Vim Tips - Part II

By Dalibor Nasevic

This week we'll share few more userful Vim tips that we've learned recently, most of them from the Practical Vim book.

You can also read the first part in this series Vim Tips – Part I at our blog.

1. Replace in multiple files

To search & replace in multiple files, we need to create list of files in which we’ll execute a command. We do that by using the :args command. For example, lets load all javascript files that start with the “hrt” string:

1
:args app/assets/javascripts/hrt*.js

We can see which files are loaded in the arguments list by running only the :args command:

1
:args

Having the arguments list prepared, we can execute search & replace with:

1
:argdo %s/Hrt/Hrt2/g

Once changes have been made in the files, we can save all the files in arguments list with:

1
:argdo update

2. Search and replace in multiple files

Previous tip works OK if we know the files where we want to run the replace command. Most common need is to search for a string in files, and then run the replace command only in those files. We can do that by using vimgrep command to find a pattern in files .vimgrep command creates quicklist with files matching the pattern which list we can see by opening it with :copen command. If we want quicklist to be useful, we need to convert it to arguments list by using the :Qargs mapping which we have in our vimrc file:

1
2
3
4
5
6
7
8
9
command! -nargs=0 -bar Qargs execute 'args' QuickfixFilenames()
" populate the argument list with each of the files named in the quickfix list
function! QuickfixFilenames()
  let buffer_numbers = {}
  for quickfix_item in getqflist()
    let buffer_numbers[quickfix_item['bufnr']] = bufname(quickfix_item['bufnr'])
  endfor
  return join(map(values(buffer_numbers), 'fnameescape(v:val)'))
endfunction

Finally, here’s an example of what needs to be run to do search & replace in files:

1
2
3
4
:vimgrep /CurrencyNumberHelper/ app/models/*.rb
:Qargs
:argdo %s/CurrencyNumberHelper/CurrencyHelper/g
:argdo update

3. Edit already recorded macro

While recording a macro it’s easy to do mistakes. And when that happens, it’s easier to edit the already recorded macro than to re-record it. Lets say we have recorded new macro in register a. We can print the content of the macro in the current buffer using :put a and then edit the macro in Vim. Once macro is changed, we can select it and then yank it to register a with “ay. Then we are ready to execute the new macro from register a with @a.
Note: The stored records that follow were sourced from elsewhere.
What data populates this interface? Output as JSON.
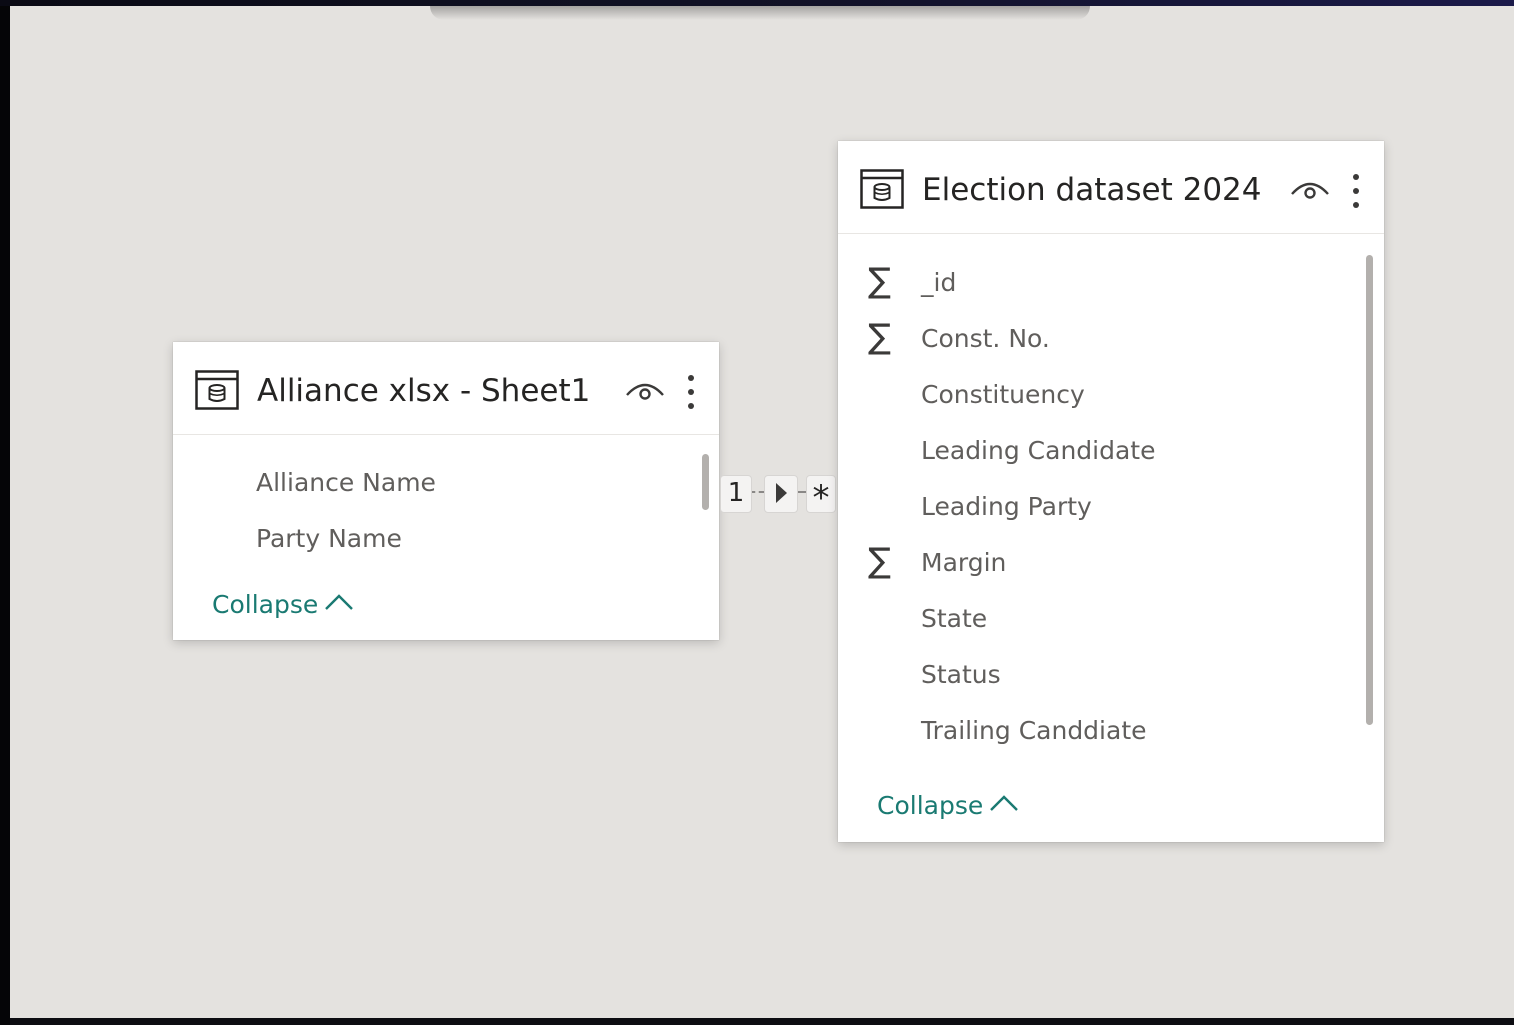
{
  "tables": [
    {
      "title": "Alliance xlsx - Sheet1",
      "icon": "table-icon",
      "fields": [
        {
          "name": "Alliance Name",
          "type": "text"
        },
        {
          "name": "Party Name",
          "type": "text"
        }
      ],
      "collapse_label": "Collapse"
    },
    {
      "title": "Election dataset 2024",
      "icon": "table-icon",
      "fields": [
        {
          "name": "_id",
          "type": "sum"
        },
        {
          "name": "Const. No.",
          "type": "sum"
        },
        {
          "name": "Constituency",
          "type": "text"
        },
        {
          "name": "Leading Candidate",
          "type": "text"
        },
        {
          "name": "Leading Party",
          "type": "text"
        },
        {
          "name": "Margin",
          "type": "sum"
        },
        {
          "name": "State",
          "type": "text"
        },
        {
          "name": "Status",
          "type": "text"
        },
        {
          "name": "Trailing Canddiate",
          "type": "text"
        }
      ],
      "collapse_label": "Collapse"
    }
  ],
  "relationship": {
    "from_cardinality": "1",
    "to_cardinality": "*",
    "direction_icon": "triangle-right-icon"
  },
  "colors": {
    "canvas": "#e4e2df",
    "collapse_link": "#1a7a72",
    "field_text": "#605e5c",
    "title_text": "#252423"
  }
}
4. Execute macro in multiple files

We have already recorded a macro and we want to run it in few files. First we build arguments list with the files, for example let’s load all models from a Rails app: :args app/models/*.rb Then we run the macro (that is recorded in register a) with: :argdo normal @aIn the end we save all the buffers with: :argdo update

5. Delete commands

We can run the following command in Insert mode, Vim Command Line mode or Shell Command Line:

1
2
3
<C-h> " delete back one character (backspace)
<C-w> " delete back one word
<C-u> " delete back to start of line

6. Vi mode on command line

Bash shell provides two modes for command line editing – emacs and vi. Emacs editing mode is the default one, and we can change it to vi mode using:

1
set -o vi

Then while on command line, we can press ESC to go to vi editing mode and use Vim’s single line editing capabilities. While in normal Vim mode on command line, we can press v that will popup editor where we can edit and save buffer that will be executed on command line.

To go back to emacs mode, we need to type:

1
set -o emacs

If you want to learn more about which Vim commands you can run in bash shell vi mode, here’s cheatsheet for that.

previous post

Vim Tips - Part I

By Dalibor Nasevic

next post

Rails Deployment Audit

By Dalibor Nasevic